What is the number of lines in these entries that include "subtitle"? Write that number and no other text.

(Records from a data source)
____
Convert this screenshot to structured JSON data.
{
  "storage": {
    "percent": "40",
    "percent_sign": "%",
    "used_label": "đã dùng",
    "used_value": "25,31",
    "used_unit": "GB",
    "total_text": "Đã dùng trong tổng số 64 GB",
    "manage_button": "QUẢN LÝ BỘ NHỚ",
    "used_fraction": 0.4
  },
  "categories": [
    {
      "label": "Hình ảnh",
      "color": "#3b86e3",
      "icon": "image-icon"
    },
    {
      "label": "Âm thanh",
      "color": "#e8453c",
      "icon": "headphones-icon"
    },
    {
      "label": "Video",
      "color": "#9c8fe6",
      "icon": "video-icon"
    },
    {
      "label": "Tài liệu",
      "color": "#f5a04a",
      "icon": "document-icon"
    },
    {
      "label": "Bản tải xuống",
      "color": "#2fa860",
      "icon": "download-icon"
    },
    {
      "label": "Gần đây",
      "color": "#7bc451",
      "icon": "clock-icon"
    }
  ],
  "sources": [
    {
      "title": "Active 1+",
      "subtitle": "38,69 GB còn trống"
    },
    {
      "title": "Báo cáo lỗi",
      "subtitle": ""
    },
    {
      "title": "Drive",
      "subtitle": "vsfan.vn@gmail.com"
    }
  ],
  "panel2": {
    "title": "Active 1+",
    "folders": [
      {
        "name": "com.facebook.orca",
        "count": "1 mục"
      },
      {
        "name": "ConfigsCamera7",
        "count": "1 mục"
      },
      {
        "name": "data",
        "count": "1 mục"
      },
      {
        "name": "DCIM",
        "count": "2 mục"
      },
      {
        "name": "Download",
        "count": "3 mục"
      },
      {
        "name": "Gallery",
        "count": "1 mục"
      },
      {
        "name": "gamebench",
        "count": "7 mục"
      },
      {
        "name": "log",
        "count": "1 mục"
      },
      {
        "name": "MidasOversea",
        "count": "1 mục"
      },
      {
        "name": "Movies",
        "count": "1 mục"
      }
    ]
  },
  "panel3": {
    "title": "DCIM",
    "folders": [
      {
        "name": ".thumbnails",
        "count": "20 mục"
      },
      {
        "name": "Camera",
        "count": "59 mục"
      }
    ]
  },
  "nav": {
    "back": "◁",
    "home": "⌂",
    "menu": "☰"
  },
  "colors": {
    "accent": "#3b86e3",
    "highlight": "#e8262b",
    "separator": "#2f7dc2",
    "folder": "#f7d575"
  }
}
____
• Task result:
3